Do you have a proposal story or a Valentine’s memory? Tell us!

I’ll share mine. My boyfriend and I threw a party so his friends could meet my friends, and he casually announced to everyone, “Yeah, we’re getting married.” He never really asked, but I guess I answered, because we were married three months later. This is the same man who gave me a metal folding table for the basement so I could stack laundry as a Valentine’s present. He’d better come up with something a little better tomorrow.

Jane Austen did not invent Colin Firth.

Shocking, but true.

I’ve been trying to work out for years the real relationship between Austen and romance novels of the early twenty-first century. She was not, sigh, “the first writer of Regency romances.” She wrote contemporary novels.

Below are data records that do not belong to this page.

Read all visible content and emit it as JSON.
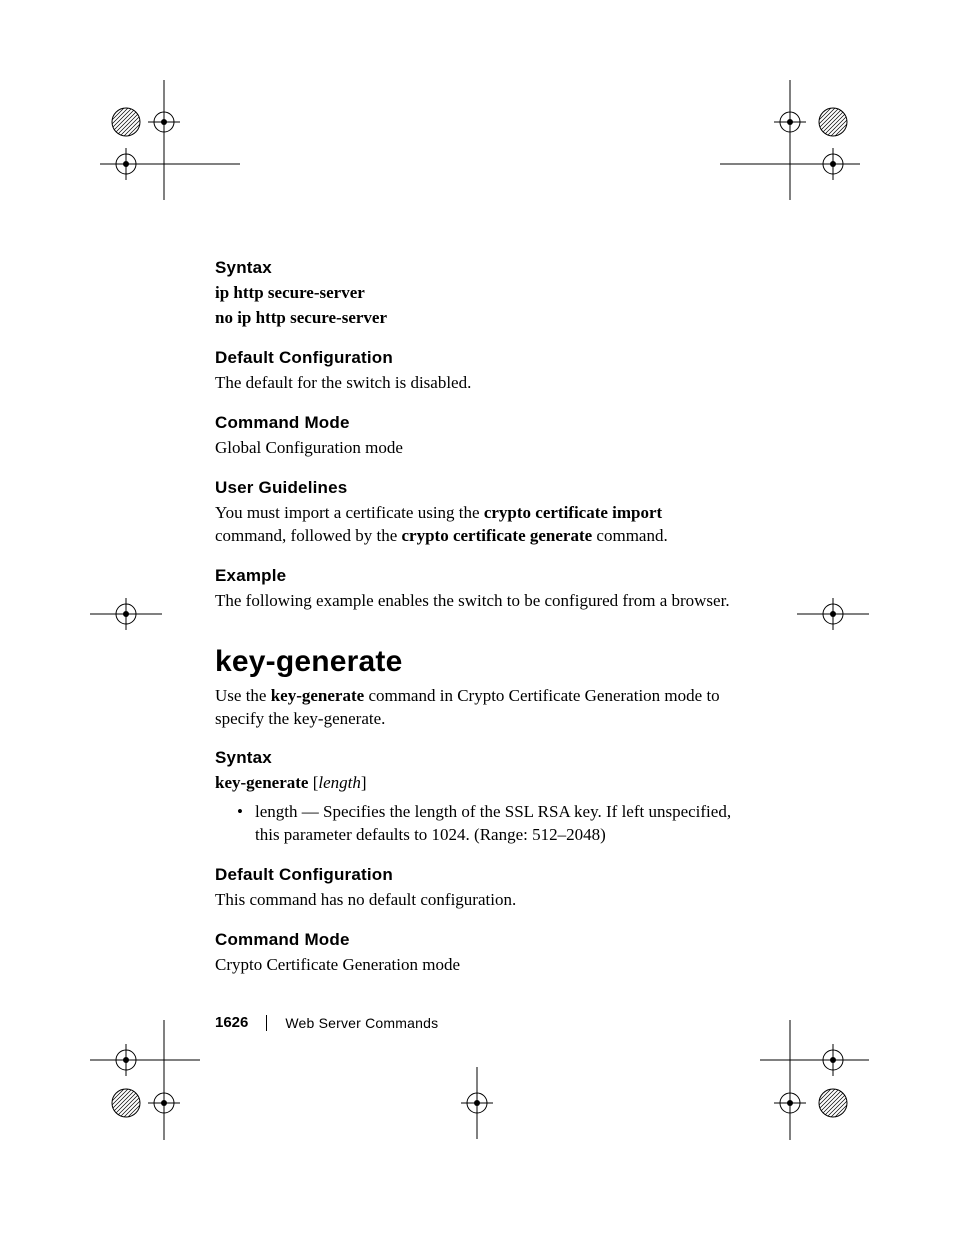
{
  "sections": {
    "syntax1": {
      "head": "Syntax",
      "line1": "ip http secure-server",
      "line2": "no ip http secure-server"
    },
    "defcfg1": {
      "head": "Default Configuration",
      "body": "The default for the switch is disabled."
    },
    "cmdmode1": {
      "head": "Command Mode",
      "body": "Global Configuration mode"
    },
    "userg": {
      "head": "User Guidelines",
      "pre": "You must import a certificate using the ",
      "bold1": "crypto certificate import",
      "mid": " command, followed by the ",
      "bold2": "crypto certificate generate",
      "post": " command."
    },
    "example": {
      "head": "Example",
      "body": "The following example enables the switch to be configured from a browser."
    },
    "cmd_title": "key-generate",
    "cmd_intro_pre": "Use the ",
    "cmd_intro_bold": "key-generate",
    "cmd_intro_post": " command in Crypto Certificate Generation mode to specify the key-generate.",
    "syntax2": {
      "head": "Syntax",
      "line_bold": "key-generate",
      "line_plain1": " [",
      "line_italic": "length",
      "line_plain2": "]"
    },
    "bullet": {
      "term": "length",
      "dash": " — ",
      "rest": "Specifies the length of the SSL RSA key. If left unspecified, this parameter defaults to 1024. (Range: 512–2048)"
    },
    "defcfg2": {
      "head": "Default Configuration",
      "body": "This command has no default configuration."
    },
    "cmdmode2": {
      "head": "Command Mode",
      "body": "Crypto Certificate Generation mode"
    }
  },
  "footer": {
    "page": "1626",
    "section": "Web Server Commands"
  }
}
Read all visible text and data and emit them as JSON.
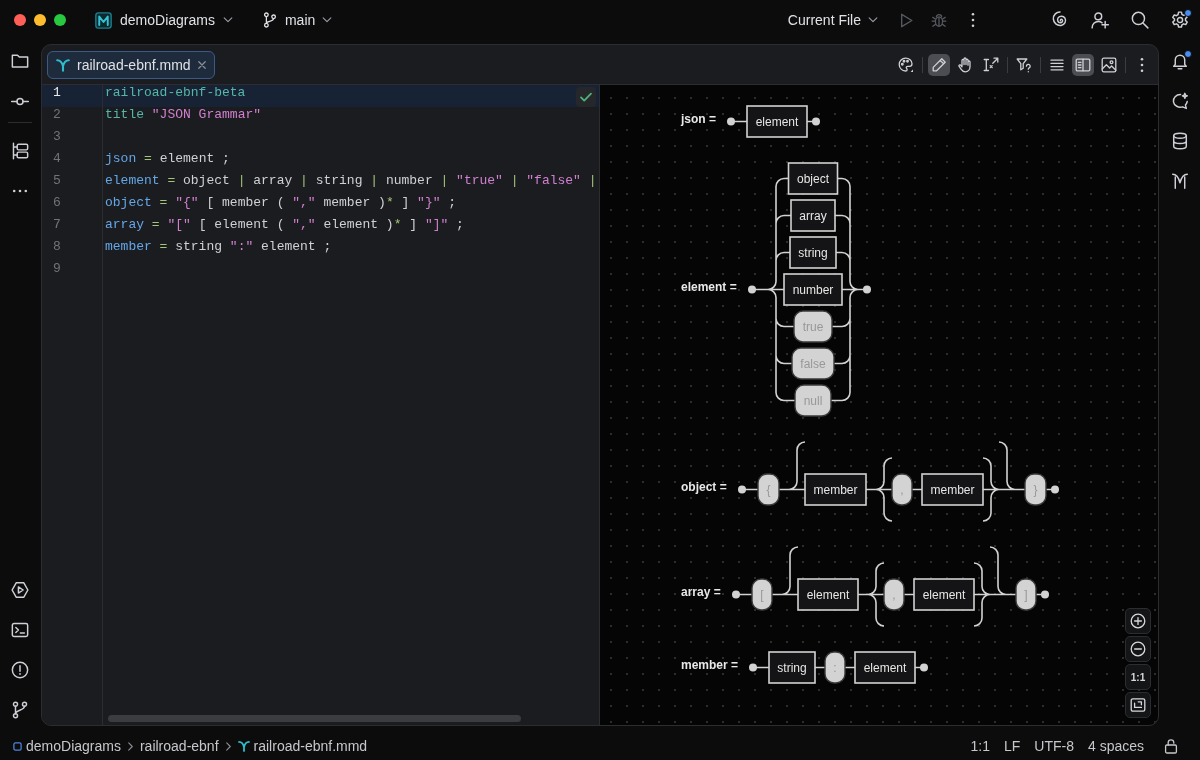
{
  "title_bar": {
    "project": "demoDiagrams",
    "branch": "main",
    "run_configuration": "Current File",
    "run_disabled": true,
    "settings_badge": true
  },
  "tabs": [
    {
      "label": "railroad-ebnf.mmd",
      "selected": true
    }
  ],
  "editor_toolbar": {
    "mode_buttons": [
      {
        "selected": true
      },
      {
        "selected": false
      },
      {
        "selected": false
      }
    ],
    "view_buttons": [
      {
        "selected": false
      },
      {
        "selected": true
      },
      {
        "selected": false
      }
    ]
  },
  "editor": {
    "lines": [
      {
        "number": "1",
        "selected": true,
        "tokens": [
          {
            "text": "railroad-ebnf-beta",
            "kind": "keyword"
          }
        ]
      },
      {
        "number": "2",
        "selected": false,
        "tokens": [
          {
            "text": "title ",
            "kind": "keyword"
          },
          {
            "text": "\"JSON Grammar\"",
            "kind": "string"
          }
        ]
      },
      {
        "number": "3",
        "selected": false
      },
      {
        "number": "4",
        "selected": false,
        "tokens": [
          {
            "text": "json",
            "kind": "rule"
          },
          {
            "text": " = ",
            "kind": "operator"
          },
          {
            "text": "element ;",
            "kind": "plain"
          }
        ]
      },
      {
        "number": "5",
        "selected": false,
        "tokens": [
          {
            "text": "element",
            "kind": "rule"
          },
          {
            "text": " = ",
            "kind": "operator"
          },
          {
            "text": "object ",
            "kind": "plain"
          },
          {
            "text": "| ",
            "kind": "operator"
          },
          {
            "text": "array ",
            "kind": "plain"
          },
          {
            "text": "| ",
            "kind": "operator"
          },
          {
            "text": "string ",
            "kind": "plain"
          },
          {
            "text": "| ",
            "kind": "operator"
          },
          {
            "text": "number ",
            "kind": "plain"
          },
          {
            "text": "| ",
            "kind": "operator"
          },
          {
            "text": "\"true\"",
            "kind": "string"
          },
          {
            "text": " | ",
            "kind": "operator"
          },
          {
            "text": "\"false\"",
            "kind": "string"
          },
          {
            "text": " |",
            "kind": "operator"
          }
        ]
      },
      {
        "number": "6",
        "selected": false,
        "tokens": [
          {
            "text": "object",
            "kind": "rule"
          },
          {
            "text": " = ",
            "kind": "operator"
          },
          {
            "text": "\"{\"",
            "kind": "string"
          },
          {
            "text": " [ member ( ",
            "kind": "plain"
          },
          {
            "text": "\",\"",
            "kind": "string"
          },
          {
            "text": " member )",
            "kind": "plain"
          },
          {
            "text": "*",
            "kind": "operator"
          },
          {
            "text": " ] ",
            "kind": "plain"
          },
          {
            "text": "\"}\"",
            "kind": "string"
          },
          {
            "text": " ;",
            "kind": "plain"
          }
        ]
      },
      {
        "number": "7",
        "selected": false,
        "tokens": [
          {
            "text": "array",
            "kind": "rule"
          },
          {
            "text": " = ",
            "kind": "operator"
          },
          {
            "text": "\"[\"",
            "kind": "string"
          },
          {
            "text": " [ element ( ",
            "kind": "plain"
          },
          {
            "text": "\",\"",
            "kind": "string"
          },
          {
            "text": " element )",
            "kind": "plain"
          },
          {
            "text": "*",
            "kind": "operator"
          },
          {
            "text": " ] ",
            "kind": "plain"
          },
          {
            "text": "\"]\"",
            "kind": "string"
          },
          {
            "text": " ;",
            "kind": "plain"
          }
        ]
      },
      {
        "number": "8",
        "selected": false,
        "tokens": [
          {
            "text": "member",
            "kind": "rule"
          },
          {
            "text": " = ",
            "kind": "operator"
          },
          {
            "text": "string ",
            "kind": "plain"
          },
          {
            "text": "\":\"",
            "kind": "string"
          },
          {
            "text": " element ;",
            "kind": "plain"
          }
        ]
      },
      {
        "number": "9",
        "selected": false
      }
    ]
  },
  "preview": {
    "rules": [
      {
        "name": "json =",
        "items": [
          {
            "kind": "nonterminal",
            "text": "element"
          }
        ]
      },
      {
        "name": "element =",
        "items": [
          {
            "kind": "choice",
            "options": [
              {
                "kind": "nonterminal",
                "text": "object"
              },
              {
                "kind": "nonterminal",
                "text": "array"
              },
              {
                "kind": "nonterminal",
                "text": "string"
              },
              {
                "kind": "nonterminal",
                "text": "number"
              },
              {
                "kind": "terminal",
                "text": "true"
              },
              {
                "kind": "terminal",
                "text": "false"
              },
              {
                "kind": "terminal",
                "text": "null"
              }
            ]
          }
        ]
      },
      {
        "name": "object =",
        "items": [
          {
            "kind": "terminal",
            "text": "{"
          },
          {
            "kind": "optional",
            "items": [
              {
                "kind": "nonterminal",
                "text": "member"
              },
              {
                "kind": "repeat",
                "items": [
                  {
                    "kind": "terminal",
                    "text": ","
                  },
                  {
                    "kind": "nonterminal",
                    "text": "member"
                  }
                ]
              }
            ]
          },
          {
            "kind": "terminal",
            "text": "}"
          }
        ]
      },
      {
        "name": "array =",
        "items": [
          {
            "kind": "terminal",
            "text": "["
          },
          {
            "kind": "optional",
            "items": [
              {
                "kind": "nonterminal",
                "text": "element"
              },
              {
                "kind": "repeat",
                "items": [
                  {
                    "kind": "terminal",
                    "text": ","
                  },
                  {
                    "kind": "nonterminal",
                    "text": "element"
                  }
                ]
              }
            ]
          },
          {
            "kind": "terminal",
            "text": "]"
          }
        ]
      },
      {
        "name": "member =",
        "items": [
          {
            "kind": "nonterminal",
            "text": "string"
          },
          {
            "kind": "terminal",
            "text": ":"
          },
          {
            "kind": "nonterminal",
            "text": "element"
          }
        ]
      }
    ],
    "zoom_controls": {
      "reset_label": "1:1"
    }
  },
  "right_toolbar": {
    "notifications_badge": true
  },
  "status_bar": {
    "breadcrumbs": [
      "demoDiagrams",
      "railroad-ebnf",
      "railroad-ebnf.mmd"
    ],
    "items": [
      "1:1",
      "LF",
      "UTF-8",
      "4 spaces"
    ]
  }
}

She wrote about marriage for love in a society where everything had its price, but the majority of established married couples in her books are mismatched. Her characters, middling gentry, would mostly do better with a little more money in their lives, and very few of her hero/heroine matches face abject poverty or marry across class lines–there’s always that living to be had with the comfortable income, or he’s stinking rich (Darcy). After all, she said a large income is the best recipe for happiness I ever heard of.

And that’s the trouble with Jane Austen, or at least, quoting her. She is a mistress of irony and subtext which is why she’s read 200 years later and we still haven’t figured her or her books out. What did she really think? Was she Marianne or Elinor or Lizzie or any, or all of her heroines? When does the real Jane Austen speak in her novels? Or in her letters, for that matter, full of all that determined chatter of acquaintances and fashion and social events, knowing that although she might write to Cassandra, her letters were public property to be shared with other family members.

Imagine you’re at one of those country gatherings in Hampshire. Miss Jane Austen is in attendance with her sister Cassandra, the pretty one who would have married if the young man to whom she was engaged had lived. Miss Jane, though, is a bit of a mystery. She has the reputation of having been a dreadful flirt, she’s quite good-looking, well-read despite a somewhat patchy education, and is well if modestly dressed. There have been rumors of love affairs, and an inexplicably short engagement to a man five years her junior but exceedingly wealthy. Her family is well-connected, handsome, and clever.

Her glance over the rim of her wine glass rakes over you. She knows the price of every trim on your gown and the price of the fabric, too, having patronized the same shops in Basingstoke or Portsmouth or Winchester. You thought you could get away with a bit of reworking of your gown, hiding the panel your maid scorched with a too-hot iron, but she notices. She’s done the same herself.

You’d like to make her acquaintance, but of course you must wait to be introduced. You’re flattered by her interest, but something about that piercing hazel gaze makes you uncomfortable, and you wish she’d turn her attention elsewhere. It’s as though she is taking notes. She leans toward her sister and murmurs something in her ear and they both laugh…

So if purists gasp in shock and horror at monster mash books that have zombies in Meryton, sea monsters among the Dashwoods, TV adaptations full of sex and wet shirts, or even Austen as a vampire, I wouldn’t worry too much about it. She’s a tough girl. She can take it and so can her books.

Happy 234th birthday, Miss Austen.

Question: Do you think you would you have liked Jane Austen? And if you met her, what would you ask her?
Chat away for a chance to win a prize…

Get every new post delivered to your inbox
Join millions of other followers
Powered By